==== The data ====

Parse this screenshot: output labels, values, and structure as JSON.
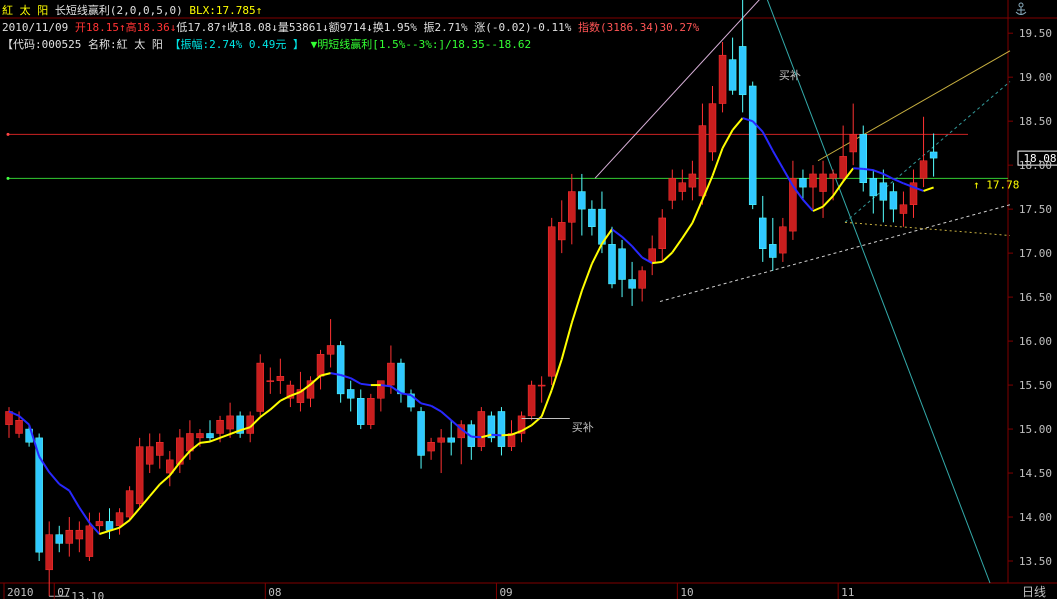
{
  "header": {
    "stock_name": "紅 太 阳",
    "indicator": "长短线赢利(2,0,0,5,0)",
    "blx": "BLX:17.785↑",
    "date": "2010/11/09",
    "open": "开18.15↑",
    "high": "高18.36↓",
    "low": "低17.87↑",
    "close": "收18.08↓",
    "volume": "量53861↓",
    "amount": "额9714↓",
    "turnover": "换1.95%",
    "amplitude": "振2.71%",
    "change": "涨(-0.02)-0.11%",
    "index": "指数(3186.34)30.27%",
    "code_label": "【代码:000525",
    "name_label": "名称:紅 太 阳",
    "zhenfu": "【振幅:2.74% 0.49元 】",
    "mingduan": "▼明短线赢利[1.5%--3%:]/18.35--18.62"
  },
  "corner_icon": "anchor-icon",
  "chart_data": {
    "type": "candlestick",
    "ylim": [
      13.25,
      19.65
    ],
    "yticks": [
      "19.50",
      "19.00",
      "18.50",
      "18.00",
      "17.50",
      "17.00",
      "16.50",
      "16.00",
      "15.50",
      "15.00",
      "14.50",
      "14.00",
      "13.50"
    ],
    "xticks": [
      {
        "label": "2010",
        "index": 0
      },
      {
        "label": "07",
        "index": 5
      },
      {
        "label": "08",
        "index": 26
      },
      {
        "label": "09",
        "index": 49
      },
      {
        "label": "10",
        "index": 67
      },
      {
        "label": "11",
        "index": 83
      }
    ],
    "period_label": "日线",
    "annotations": {
      "high": "19.95",
      "low": "13.10",
      "last_price": "18.08",
      "ma_last": "17.78",
      "buy_mark_1": "买补",
      "buy_mark_2": "买补"
    },
    "hlines": [
      18.35,
      17.85
    ],
    "candles": [
      [
        15.05,
        15.2,
        14.9,
        15.25
      ],
      [
        14.95,
        15.1,
        14.9,
        15.2
      ],
      [
        15.0,
        14.85,
        14.8,
        15.05
      ],
      [
        14.9,
        13.6,
        13.5,
        14.95
      ],
      [
        13.4,
        13.8,
        13.1,
        13.95
      ],
      [
        13.8,
        13.7,
        13.6,
        13.9
      ],
      [
        13.7,
        13.85,
        13.55,
        14.0
      ],
      [
        13.75,
        13.85,
        13.6,
        13.95
      ],
      [
        13.55,
        13.9,
        13.5,
        14.05
      ],
      [
        13.9,
        13.95,
        13.8,
        14.05
      ],
      [
        13.95,
        13.85,
        13.75,
        14.1
      ],
      [
        13.9,
        14.05,
        13.8,
        14.1
      ],
      [
        14.0,
        14.3,
        13.95,
        14.35
      ],
      [
        14.15,
        14.8,
        14.1,
        14.9
      ],
      [
        14.6,
        14.8,
        14.5,
        14.95
      ],
      [
        14.7,
        14.85,
        14.55,
        14.95
      ],
      [
        14.5,
        14.65,
        14.35,
        14.75
      ],
      [
        14.6,
        14.9,
        14.5,
        15.0
      ],
      [
        14.75,
        14.95,
        14.65,
        15.1
      ],
      [
        14.9,
        14.95,
        14.8,
        15.0
      ],
      [
        14.95,
        14.9,
        14.85,
        15.1
      ],
      [
        14.95,
        15.1,
        14.85,
        15.15
      ],
      [
        15.0,
        15.15,
        14.9,
        15.3
      ],
      [
        15.15,
        14.95,
        14.9,
        15.2
      ],
      [
        14.95,
        15.15,
        14.85,
        15.2
      ],
      [
        15.2,
        15.75,
        15.15,
        15.85
      ],
      [
        15.55,
        15.55,
        15.4,
        15.7
      ],
      [
        15.55,
        15.6,
        15.4,
        15.8
      ],
      [
        15.35,
        15.5,
        15.25,
        15.55
      ],
      [
        15.3,
        15.45,
        15.2,
        15.65
      ],
      [
        15.35,
        15.55,
        15.25,
        15.6
      ],
      [
        15.6,
        15.85,
        15.45,
        15.9
      ],
      [
        15.85,
        15.95,
        15.7,
        16.25
      ],
      [
        15.95,
        15.4,
        15.3,
        16.0
      ],
      [
        15.45,
        15.35,
        15.2,
        15.55
      ],
      [
        15.35,
        15.05,
        15.0,
        15.45
      ],
      [
        15.05,
        15.35,
        15.0,
        15.4
      ],
      [
        15.35,
        15.55,
        15.2,
        15.55
      ],
      [
        15.5,
        15.75,
        15.4,
        15.95
      ],
      [
        15.75,
        15.4,
        15.3,
        15.8
      ],
      [
        15.4,
        15.25,
        15.2,
        15.45
      ],
      [
        15.2,
        14.7,
        14.55,
        15.25
      ],
      [
        14.75,
        14.85,
        14.65,
        14.9
      ],
      [
        14.85,
        14.9,
        14.5,
        15.0
      ],
      [
        14.9,
        14.85,
        14.7,
        15.1
      ],
      [
        14.9,
        15.05,
        14.6,
        15.1
      ],
      [
        15.05,
        14.8,
        14.65,
        15.1
      ],
      [
        14.8,
        15.2,
        14.75,
        15.25
      ],
      [
        15.15,
        14.9,
        14.85,
        15.2
      ],
      [
        15.2,
        14.8,
        14.7,
        15.25
      ],
      [
        14.8,
        14.95,
        14.75,
        15.1
      ],
      [
        14.95,
        15.15,
        14.85,
        15.2
      ],
      [
        15.15,
        15.5,
        15.1,
        15.55
      ],
      [
        15.5,
        15.5,
        15.3,
        15.6
      ],
      [
        15.6,
        17.3,
        15.5,
        17.4
      ],
      [
        17.15,
        17.35,
        17.0,
        17.6
      ],
      [
        17.35,
        17.7,
        17.1,
        17.9
      ],
      [
        17.7,
        17.5,
        17.2,
        17.9
      ],
      [
        17.5,
        17.3,
        17.2,
        17.6
      ],
      [
        17.5,
        17.1,
        17.0,
        17.7
      ],
      [
        17.1,
        16.65,
        16.6,
        17.3
      ],
      [
        17.05,
        16.7,
        16.5,
        17.15
      ],
      [
        16.7,
        16.6,
        16.4,
        16.9
      ],
      [
        16.6,
        16.8,
        16.45,
        16.85
      ],
      [
        16.9,
        17.05,
        16.75,
        17.2
      ],
      [
        17.05,
        17.4,
        16.9,
        17.5
      ],
      [
        17.6,
        17.85,
        17.5,
        17.95
      ],
      [
        17.7,
        17.8,
        17.6,
        17.95
      ],
      [
        17.75,
        17.9,
        17.6,
        18.05
      ],
      [
        17.65,
        18.45,
        17.55,
        18.7
      ],
      [
        18.15,
        18.7,
        18.05,
        18.9
      ],
      [
        18.7,
        19.25,
        18.6,
        19.4
      ],
      [
        19.2,
        18.85,
        18.8,
        19.45
      ],
      [
        19.35,
        18.8,
        18.6,
        19.95
      ],
      [
        18.9,
        17.55,
        17.5,
        18.95
      ],
      [
        17.4,
        17.05,
        16.9,
        17.65
      ],
      [
        17.1,
        16.95,
        16.8,
        17.4
      ],
      [
        17.0,
        17.3,
        16.9,
        17.4
      ],
      [
        17.25,
        17.85,
        17.15,
        18.05
      ],
      [
        17.85,
        17.75,
        17.6,
        17.95
      ],
      [
        17.75,
        17.9,
        17.5,
        18.0
      ],
      [
        17.7,
        17.9,
        17.4,
        18.05
      ],
      [
        17.85,
        17.9,
        17.6,
        17.95
      ],
      [
        17.85,
        18.1,
        17.8,
        18.45
      ],
      [
        18.15,
        18.35,
        18.0,
        18.7
      ],
      [
        18.35,
        17.8,
        17.7,
        18.45
      ],
      [
        17.85,
        17.65,
        17.45,
        17.95
      ],
      [
        17.8,
        17.6,
        17.35,
        17.95
      ],
      [
        17.7,
        17.5,
        17.35,
        17.8
      ],
      [
        17.45,
        17.55,
        17.3,
        17.7
      ],
      [
        17.55,
        17.8,
        17.4,
        17.95
      ],
      [
        17.85,
        18.05,
        17.75,
        18.55
      ],
      [
        18.15,
        18.08,
        17.87,
        18.36
      ]
    ]
  }
}
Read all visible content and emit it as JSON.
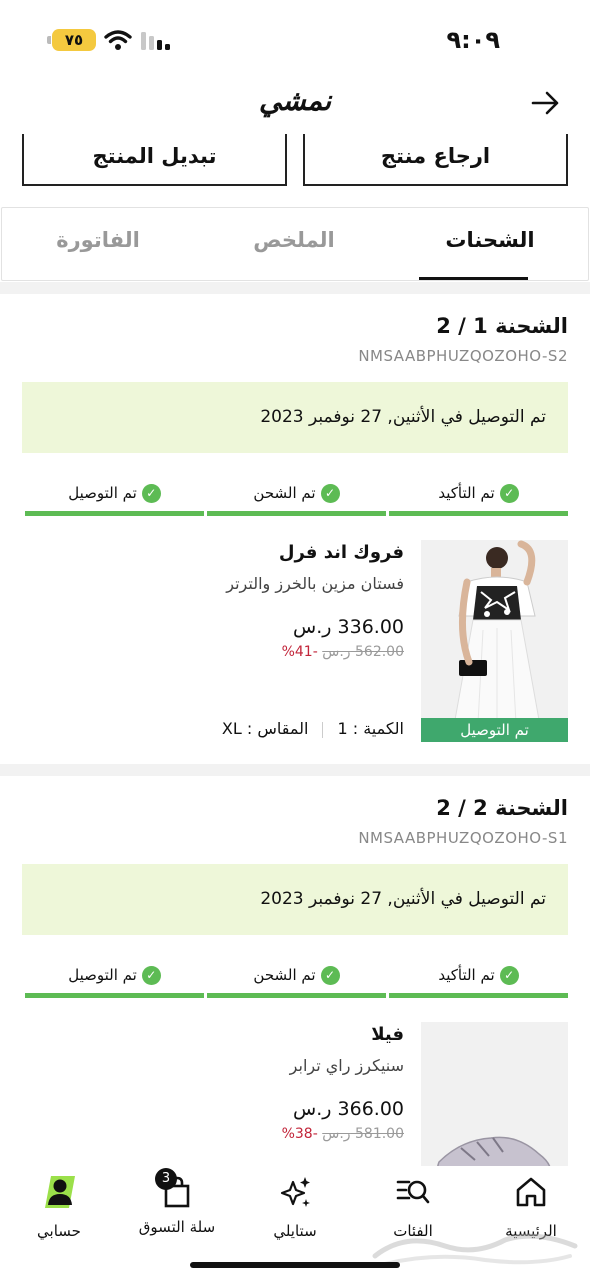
{
  "status_bar": {
    "time": "٩:٠٩",
    "battery": "٧٥"
  },
  "header": {
    "brand": "نمشي"
  },
  "actions": {
    "return_label": "ارجاع منتج",
    "exchange_label": "تبديل المنتج"
  },
  "tabs": [
    {
      "label": "الشحنات",
      "active": true
    },
    {
      "label": "الملخص",
      "active": false
    },
    {
      "label": "الفاتورة",
      "active": false
    }
  ],
  "shipments": [
    {
      "title": "الشحنة 1 / 2",
      "code": "NMSAABPHUZQOZOHO-S2",
      "delivered_message": "تم التوصيل في الأثنين, 27 نوفمبر 2023",
      "steps": [
        "تم التأكيد",
        "تم الشحن",
        "تم التوصيل"
      ],
      "product": {
        "brand": "فروك اند فرل",
        "description": "فستان مزين بالخرز والترتر",
        "price": "336.00",
        "old_price": "562.00",
        "discount": "-41%",
        "badge": "تم التوصيل",
        "qty_label": "الكمية : 1",
        "size_label": "المقاس : XL"
      }
    },
    {
      "title": "الشحنة 2 / 2",
      "code": "NMSAABPHUZQOZOHO-S1",
      "delivered_message": "تم التوصيل في الأثنين, 27 نوفمبر 2023",
      "steps": [
        "تم التأكيد",
        "تم الشحن",
        "تم التوصيل"
      ],
      "product": {
        "brand": "فيلا",
        "description": "سنيكرز راي ترابر",
        "price": "366.00",
        "old_price": "581.00",
        "discount": "-38%"
      }
    }
  ],
  "currency_symbol": "ر.س",
  "bottom_nav": [
    {
      "label": "الرئيسية",
      "icon": "home-icon"
    },
    {
      "label": "الفئات",
      "icon": "categories-search-icon"
    },
    {
      "label": "ستايلي",
      "icon": "sparkle-icon"
    },
    {
      "label": "سلة التسوق",
      "icon": "shopping-bag-icon",
      "badge": "3"
    },
    {
      "label": "حسابي",
      "icon": "account-icon"
    }
  ],
  "colors": {
    "green": "#5dbb54",
    "badge_green": "#3fa86d",
    "delivered_bg": "#eef7d9",
    "discount_red": "#c2253a",
    "battery_yellow": "#f4c93f"
  }
}
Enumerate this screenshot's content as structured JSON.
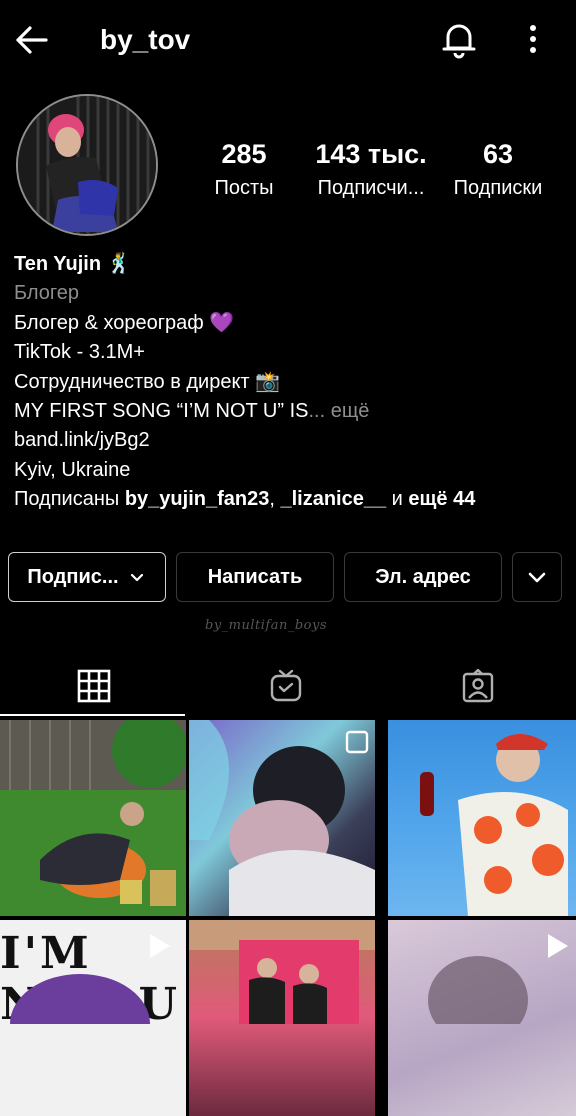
{
  "header": {
    "username": "by_tov",
    "icons": {
      "back": "arrow-left-icon",
      "notifications": "bell-icon",
      "more": "dots-vertical-icon"
    }
  },
  "profile": {
    "avatar": "avatar",
    "stats": [
      {
        "value": "285",
        "label": "Посты"
      },
      {
        "value": "143 тыс.",
        "label": "Подписчи..."
      },
      {
        "value": "63",
        "label": "Подписки"
      }
    ]
  },
  "bio": {
    "name": "Ten Yujin 🕺",
    "category": "Блогер",
    "lines": [
      "Блогер & хореограф 💜",
      "TikTok - 3.1M+",
      "Сотрудничество в директ 📸",
      "MY FIRST SONG “I’M NOT U” IS"
    ],
    "more_label": "... ещё",
    "link": "band.link/jyBg2",
    "location": "Kyiv, Ukraine",
    "followed_by_prefix": "Подписаны ",
    "followed_by_user1": "by_yujin_fan23",
    "followed_by_sep": ", ",
    "followed_by_user2": "_lizanice__",
    "followed_by_and": " и ",
    "followed_by_rest": "ещё 44"
  },
  "actions": {
    "following_label": "Подпис...",
    "message_label": "Написать",
    "email_label": "Эл. адрес"
  },
  "watermark": "by_multifan_boys",
  "tabs": [
    {
      "name": "posts-grid",
      "icon": "grid-icon",
      "active": true
    },
    {
      "name": "igtv",
      "icon": "tv-icon",
      "active": false
    },
    {
      "name": "tagged",
      "icon": "person-tag-icon",
      "active": false
    }
  ],
  "grid": {
    "tile4_text": "I'M NOT U"
  },
  "colors": {
    "background": "#000000",
    "muted_text": "#8e8e8e",
    "accent_heart": "#a335e8"
  }
}
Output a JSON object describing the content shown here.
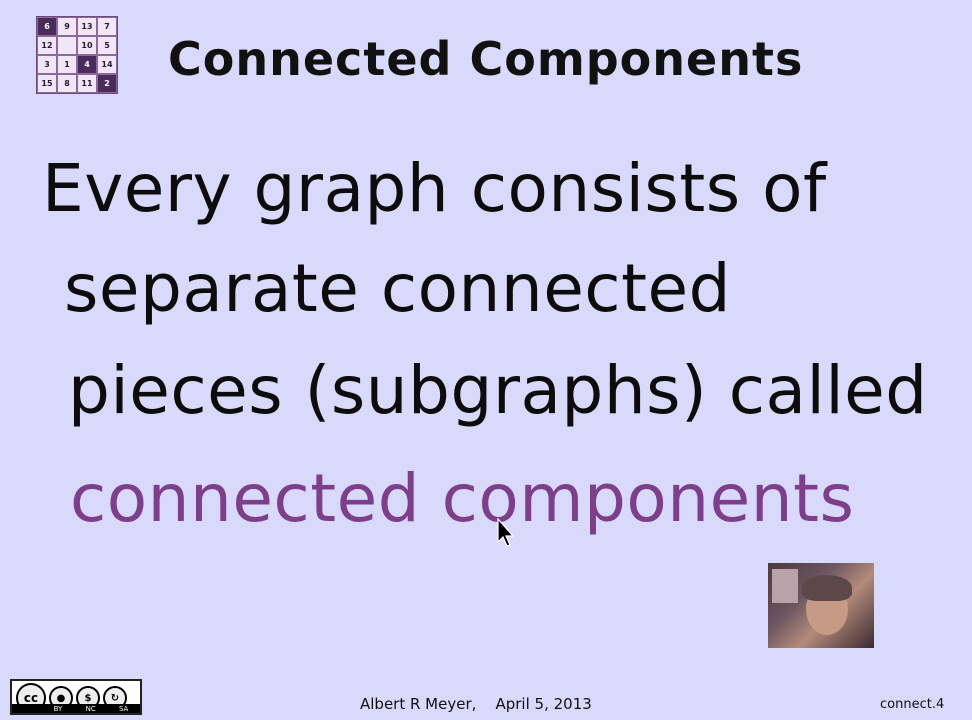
{
  "logo": {
    "cells": [
      {
        "label": "6",
        "style": "dark"
      },
      {
        "label": "9",
        "style": "light"
      },
      {
        "label": "13",
        "style": "light"
      },
      {
        "label": "7",
        "style": "light"
      },
      {
        "label": "12",
        "style": "light"
      },
      {
        "label": "",
        "style": "light"
      },
      {
        "label": "10",
        "style": "light"
      },
      {
        "label": "5",
        "style": "light"
      },
      {
        "label": "3",
        "style": "light"
      },
      {
        "label": "1",
        "style": "light"
      },
      {
        "label": "4",
        "style": "dark"
      },
      {
        "label": "14",
        "style": "light"
      },
      {
        "label": "15",
        "style": "light"
      },
      {
        "label": "8",
        "style": "light"
      },
      {
        "label": "11",
        "style": "light"
      },
      {
        "label": "2",
        "style": "dark"
      }
    ]
  },
  "slide": {
    "title": "Connected Components",
    "lines": [
      "Every graph consists of",
      "separate connected",
      "pieces (subgraphs) called",
      "connected components"
    ]
  },
  "colors": {
    "background": "#d9d9fb",
    "highlight": "#7d3f8a"
  },
  "license": {
    "cc": "cc",
    "labels": [
      "BY",
      "NC",
      "SA"
    ]
  },
  "footer": {
    "author_date": "Albert R Meyer,    April 5, 2013",
    "slide_id": "connect.4"
  }
}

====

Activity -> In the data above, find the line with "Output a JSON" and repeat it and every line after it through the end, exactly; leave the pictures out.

Solution to this task ->
Output a JSON object describing the content shown here.
{
  "logo": {
    "cells": [
      {
        "label": "6",
        "style": "dark"
      },
      {
        "label": "9",
        "style": "light"
      },
      {
        "label": "13",
        "style": "light"
      },
      {
        "label": "7",
        "style": "light"
      },
      {
        "label": "12",
        "style": "light"
      },
      {
        "label": "",
        "style": "light"
      },
      {
        "label": "10",
        "style": "light"
      },
      {
        "label": "5",
        "style": "light"
      },
      {
        "label": "3",
        "style": "light"
      },
      {
        "label": "1",
        "style": "light"
      },
      {
        "label": "4",
        "style": "dark"
      },
      {
        "label": "14",
        "style": "light"
      },
      {
        "label": "15",
        "style": "light"
      },
      {
        "label": "8",
        "style": "light"
      },
      {
        "label": "11",
        "style": "light"
      },
      {
        "label": "2",
        "style": "dark"
      }
    ]
  },
  "slide": {
    "title": "Connected Components",
    "lines": [
      "Every graph consists of",
      "separate connected",
      "pieces (subgraphs) called",
      "connected components"
    ]
  },
  "colors": {
    "background": "#d9d9fb",
    "highlight": "#7d3f8a"
  },
  "license": {
    "cc": "cc",
    "labels": [
      "BY",
      "NC",
      "SA"
    ]
  },
  "footer": {
    "author_date": "Albert R Meyer,    April 5, 2013",
    "slide_id": "connect.4"
  }
}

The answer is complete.